The worldwide bond market continues to be an increasingly tight financial pressure cooker, with yields on Italian and Greece bonds spiking higher into technical default territory.
Meanwhile, Europe continues to meet to discuss rescues of previous rescues of prior rescues, indicating the magnitude of the problems in Italy, Greece and elsewhere in the Euro zone are now greater than their leaders’ ability to respond to it.
Debt. This is your brain on debt. Any questions?
Citigroup’s top economist says the European bailout fund needs $3.5 trillion in firepower for the eurozone to get out of its debt mess, backed by the half dozen remaining 'AAA' countries, including France and Germany.
Meanwhile, France, hasn't balanced its budget in the last three decades. The U.S. has balanced its budget just five times in the last half a century. Greece has 12 million people, more than $320 billion in debt and virtually no growth over the last two decades. Italy has 65 million people, $2.6 trillion in debt and virtually no growth over the last decade. The U.S. has 311.8 million people, $14 trillion in debt, not counting unfunded liabilities for Social Security and Medicare, totting up at an estimated $57 trillion. U.S. GDP growth now struggles to stay above an annualized rate of 2% .
Let’s sit back for a second. What happens when a country defaults and devalues its way out of their crises? There have been 74 defaults between 1981 and 1990. The one that parallels what’s happening in Greece is the subprime sovereign debt crisis of Argentina in 1998 to 2002.

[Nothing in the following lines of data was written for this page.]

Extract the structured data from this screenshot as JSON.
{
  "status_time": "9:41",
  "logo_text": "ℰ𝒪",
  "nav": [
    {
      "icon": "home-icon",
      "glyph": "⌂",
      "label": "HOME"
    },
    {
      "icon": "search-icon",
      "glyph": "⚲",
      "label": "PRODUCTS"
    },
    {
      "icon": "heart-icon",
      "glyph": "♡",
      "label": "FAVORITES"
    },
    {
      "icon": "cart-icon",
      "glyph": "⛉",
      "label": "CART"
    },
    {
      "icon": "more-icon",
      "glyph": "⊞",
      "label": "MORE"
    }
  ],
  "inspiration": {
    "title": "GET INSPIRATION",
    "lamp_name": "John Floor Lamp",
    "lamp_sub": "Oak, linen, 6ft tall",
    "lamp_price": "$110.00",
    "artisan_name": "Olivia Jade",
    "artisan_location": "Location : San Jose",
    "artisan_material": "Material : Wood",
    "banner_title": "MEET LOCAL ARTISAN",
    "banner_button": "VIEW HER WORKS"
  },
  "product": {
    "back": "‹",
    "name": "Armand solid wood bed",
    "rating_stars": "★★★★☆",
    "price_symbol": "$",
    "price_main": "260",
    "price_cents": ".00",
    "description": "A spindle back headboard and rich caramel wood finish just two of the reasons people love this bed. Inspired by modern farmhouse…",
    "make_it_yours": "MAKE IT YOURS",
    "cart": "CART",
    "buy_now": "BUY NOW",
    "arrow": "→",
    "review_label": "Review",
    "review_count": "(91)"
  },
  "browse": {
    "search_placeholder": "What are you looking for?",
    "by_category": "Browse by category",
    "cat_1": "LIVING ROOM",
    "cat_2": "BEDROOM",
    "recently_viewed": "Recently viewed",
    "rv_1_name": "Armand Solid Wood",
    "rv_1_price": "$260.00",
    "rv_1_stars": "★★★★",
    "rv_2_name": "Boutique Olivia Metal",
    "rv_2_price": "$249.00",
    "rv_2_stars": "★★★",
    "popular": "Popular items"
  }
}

Like Greece, Argentina had mostly a tourist industry, it welshed on $81 billion in debt, its currency crashed, it got locked out of credit markets for about a decade, and creditors are still chasing money in litigation. Argentina though went through a brutal restructuring. Argentina gave investors a take it or leave it offer of 35 cents on the dollar. Greece says 50 cents, which will still keep it at 120% debt to GDP. That fifty cent haircut is a gift to bondholders. Other countries that have crashed, burned, then even retrieved their Triple A ratings include Canada and Finland.
But now there’s pressure on the inflation wary central bankers of Germany and the European Central Bank to print money, but these bankers are adverse to that, as they have memories of the hyperinflationary Weimar Republic era still fresh in their memories. Throughout, Germany’s Angela Merkel in the Middle is fighting to keep the 17-member zone intact.
It’s likely instead that this bond debt will become warehoused in off-balance sheet vehicles at emergency rescue facilities, including those overseen by the ECB. Already, an estimated one third of Greece’s debt is held by government institutions. That means taxpayers take the haircut here.
Meanwhile, the Euro zone is hoping China will step in and use its massive foreign reserves to buy junk bonds from Greece and Italy, as investors continue to give Euro zone bonds the cold shoulder—but why should China buy Euro bonds if no one else wants them? At the least, Euro bonds should now come with their own health warnings.
There’s more curious news. The European Commission clearly leaked to the Financial Times a draft of proposals to more tightly-regulate credit ratings companies. European regulators are now moving to approve rating methods, and even ban sovereign credit ratings in “exceptional situations,” such as when a country is getting bailed out. Ed Yardeni, a U.S. economist, doesn’t like the smell of this one.
A day after the last euro rescue was announced, which would use the European Financial Stability Facility, “S&P rushed to confirm its AAA rating for the EFSF,” Yardeni notes, even though the EFSF would be leveraged to the hilt to provide guarantees for distressed countries.
What’s with the timing and the dubious rating reaffirmation here?
Watch whether any U.S. money goes toward rescuing Europe too—the International Monetary Fund has reportedly committed to a euro bailout of about 250 billion Euros. But Americans foot the bill for 17% of the contributions to IMF, which means now the U.S. is paying in $54 billion towards helping Europe. Also, the Administration has already buried expanded U.S. funding for the IMF of about $108 billion, which the IMF could use for a European bailout, in a U.S. troop funding bill.